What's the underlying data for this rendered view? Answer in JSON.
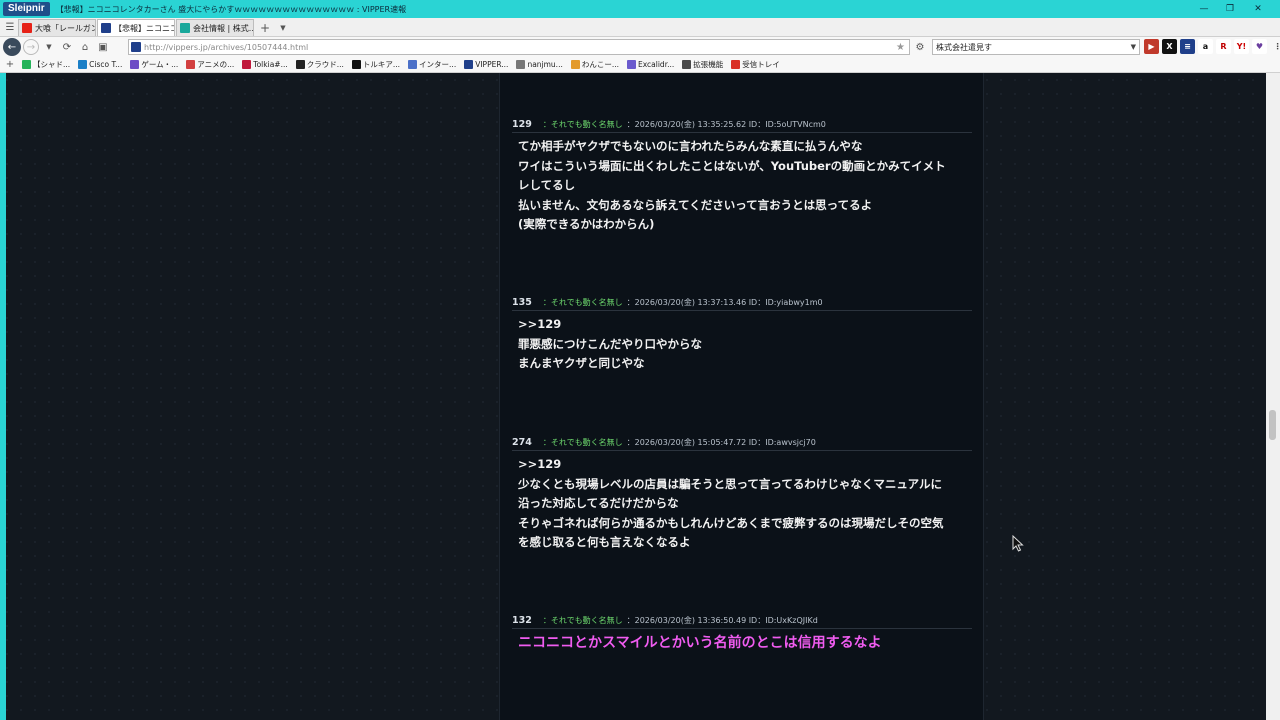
{
  "window": {
    "brand": "Sleipnir",
    "title": "【悲報】ニコニコレンタカーさん 盛大にやらかすｗｗｗｗｗｗｗｗｗｗｗｗｗｗｗ : VIPPER速報"
  },
  "tabs": [
    {
      "label": "大喰「レールガン」...",
      "icon_color": "#e62117"
    },
    {
      "label": "【悲報】ニコニコレ...",
      "icon_color": "#1f3f8a",
      "active": true
    },
    {
      "label": "会社情報 | 株式...",
      "icon_color": "#18a89b"
    }
  ],
  "nav": {
    "url": "http://vippers.jp/archives/10507444.html",
    "search": "株式会社遣見す"
  },
  "bookmarks": [
    {
      "label": "【シャド...",
      "color": "#25b35a"
    },
    {
      "label": "Cisco T...",
      "color": "#1b7fc6"
    },
    {
      "label": "ゲーム・...",
      "color": "#6d4cc5"
    },
    {
      "label": "アニメの...",
      "color": "#d23f3f"
    },
    {
      "label": "Tolkia#...",
      "color": "#c0183b"
    },
    {
      "label": "クラウド...",
      "color": "#222222"
    },
    {
      "label": "トルキア...",
      "color": "#111111"
    },
    {
      "label": "インター...",
      "color": "#4b70c8"
    },
    {
      "label": "VIPPER...",
      "color": "#1f3f8a"
    },
    {
      "label": "nanjmu...",
      "color": "#777777"
    },
    {
      "label": "わんこー...",
      "color": "#e39a2b"
    },
    {
      "label": "Excalidr...",
      "color": "#6a5acd"
    },
    {
      "label": "拡張機能",
      "color": "#4a4a4a"
    },
    {
      "label": "受信トレイ",
      "color": "#d93025"
    }
  ],
  "posts": [
    {
      "num": "129",
      "name": "：それでも動く名無し",
      "meta": "：2026/03/20(金) 13:35:25.62 ID：ID:5oUTVNcm0",
      "lines": [
        "てか相手がヤクザでもないのに言われたらみんな素直に払うんやな",
        "ワイはこういう場面に出くわしたことはないが、YouTuberの動画とかみてイメト",
        "レしてるし",
        "払いません、文句あるなら訴えてくださいって言おうとは思ってるよ",
        "(実際できるかはわからん)"
      ]
    },
    {
      "num": "135",
      "name": "：それでも動く名無し",
      "meta": "：2026/03/20(金) 13:37:13.46 ID：ID:yiabwy1m0",
      "lines": [
        ">>129",
        "罪悪感につけこんだやり口やからな",
        "まんまヤクザと同じやな"
      ]
    },
    {
      "num": "274",
      "name": "：それでも動く名無し",
      "meta": "：2026/03/20(金) 15:05:47.72 ID：ID:awvsjcj70",
      "lines": [
        ">>129",
        "少なくとも現場レベルの店員は騙そうと思って言ってるわけじゃなくマニュアルに",
        "沿った対応してるだけだからな",
        "そりゃゴネれば何らか通るかもしれんけどあくまで疲弊するのは現場だしその空気",
        "を感じ取ると何も言えなくなるよ"
      ]
    },
    {
      "num": "132",
      "name": "：それでも動く名無し",
      "meta": "：2026/03/20(金) 13:36:50.49 ID：ID:UxKzQJIKd",
      "lines": [
        "ニコニコとかスマイルとかいう名前のとこは信用するなよ"
      ]
    }
  ]
}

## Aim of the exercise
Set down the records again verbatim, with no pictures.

## Result of the exercise
What's the underlying data for this rendered view? Answer in JSON.
{
  "window": {
    "brand": "Sleipnir",
    "title": "【悲報】ニコニコレンタカーさん 盛大にやらかすｗｗｗｗｗｗｗｗｗｗｗｗｗｗｗ : VIPPER速報"
  },
  "tabs": [
    {
      "label": "大喰「レールガン」...",
      "icon_color": "#e62117"
    },
    {
      "label": "【悲報】ニコニコレ...",
      "icon_color": "#1f3f8a",
      "active": true
    },
    {
      "label": "会社情報 | 株式...",
      "icon_color": "#18a89b"
    }
  ],
  "nav": {
    "url": "http://vippers.jp/archives/10507444.html",
    "search": "株式会社遣見す"
  },
  "bookmarks": [
    {
      "label": "【シャド...",
      "color": "#25b35a"
    },
    {
      "label": "Cisco T...",
      "color": "#1b7fc6"
    },
    {
      "label": "ゲーム・...",
      "color": "#6d4cc5"
    },
    {
      "label": "アニメの...",
      "color": "#d23f3f"
    },
    {
      "label": "Tolkia#...",
      "color": "#c0183b"
    },
    {
      "label": "クラウド...",
      "color": "#222222"
    },
    {
      "label": "トルキア...",
      "color": "#111111"
    },
    {
      "label": "インター...",
      "color": "#4b70c8"
    },
    {
      "label": "VIPPER...",
      "color": "#1f3f8a"
    },
    {
      "label": "nanjmu...",
      "color": "#777777"
    },
    {
      "label": "わんこー...",
      "color": "#e39a2b"
    },
    {
      "label": "Excalidr...",
      "color": "#6a5acd"
    },
    {
      "label": "拡張機能",
      "color": "#4a4a4a"
    },
    {
      "label": "受信トレイ",
      "color": "#d93025"
    }
  ],
  "posts": [
    {
      "num": "129",
      "name": "：それでも動く名無し",
      "meta": "：2026/03/20(金) 13:35:25.62 ID：ID:5oUTVNcm0",
      "lines": [
        "てか相手がヤクザでもないのに言われたらみんな素直に払うんやな",
        "ワイはこういう場面に出くわしたことはないが、YouTuberの動画とかみてイメト",
        "レしてるし",
        "払いません、文句あるなら訴えてくださいって言おうとは思ってるよ",
        "(実際できるかはわからん)"
      ]
    },
    {
      "num": "135",
      "name": "：それでも動く名無し",
      "meta": "：2026/03/20(金) 13:37:13.46 ID：ID:yiabwy1m0",
      "lines": [
        ">>129",
        "罪悪感につけこんだやり口やからな",
        "まんまヤクザと同じやな"
      ]
    },
    {
      "num": "274",
      "name": "：それでも動く名無し",
      "meta": "：2026/03/20(金) 15:05:47.72 ID：ID:awvsjcj70",
      "lines": [
        ">>129",
        "少なくとも現場レベルの店員は騙そうと思って言ってるわけじゃなくマニュアルに",
        "沿った対応してるだけだからな",
        "そりゃゴネれば何らか通るかもしれんけどあくまで疲弊するのは現場だしその空気",
        "を感じ取ると何も言えなくなるよ"
      ]
    },
    {
      "num": "132",
      "name": "：それでも動く名無し",
      "meta": "：2026/03/20(金) 13:36:50.49 ID：ID:UxKzQJIKd",
      "lines": [
        "ニコニコとかスマイルとかいう名前のとこは信用するなよ"
      ]
    }
  ]
}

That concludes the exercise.